Based on what we learned, and in compliance with the U.S. Constitution and the Voting Rights Act, we’re proposing new boundaries for county commissioner districts that are reflected in the map posted here. Our plan seeks to keep communities of interest together and brings together areas that have been split apart for years.

For too long this county has been intentionally divided by precinct boundaries that deny people the opportunity to elect representation that accurately reflects the views of the majority of our communities. The boundaries proposed cease that continued suppression, and allows the voices and views of the people to be reflected by those who represent them.

In Harris County, we’re committed to a fair and transparent process. That’s why we held public meetings across the county and why we are taking public comment now on the proposed maps.

You will hear some of my colleagues complain – and complain loudly. Sadly, they are more concerned about preserving their political power and getting headlines than they are about getting better representation for you.

You can provide YOUR feedback on the proposed maps in person or virtually. Public hearings on the adoption of a redistricting map in Harris County will be held on Tuesday, October 26 and Thursday, October 28. You MUST complete this form in order to testify.

  • For questions or assistance with the Appearance Request Form, please contact [email protected] or 713-274-1111.
  • If you cannot attend, you can still let your voice be heard by submitting your written comments to [email protected]
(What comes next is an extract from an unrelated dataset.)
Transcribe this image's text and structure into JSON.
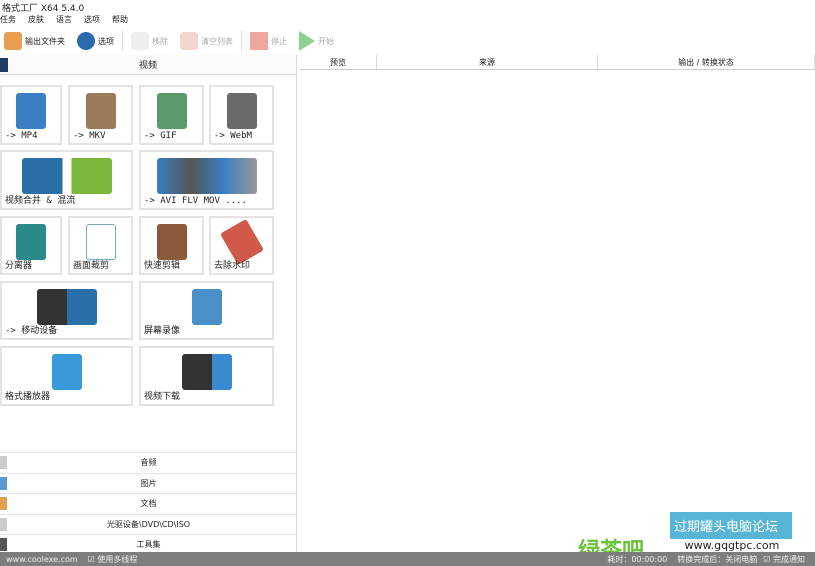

Redistricting will impact the direction of this county for years to come. We will continue to fight for you to have the fair representation that everyone in Harris County deserves.

For more information on the Harris County redistricting process, you can visit the Harris County Attorney Office’s redistricting page.

See here for the background. You can expect the wailing and gnashing of teeth among Republicans who just want a nice, fair, inclusive, mapmaking process – you know, like the one we just had – to be turned up to eleven. I can only imagine the lawsuits they may file afterwards. The HCDP has put out its support of the Ellis map along with a tout sheet about what the new map will do, and undo. This is going to be messy but exciting.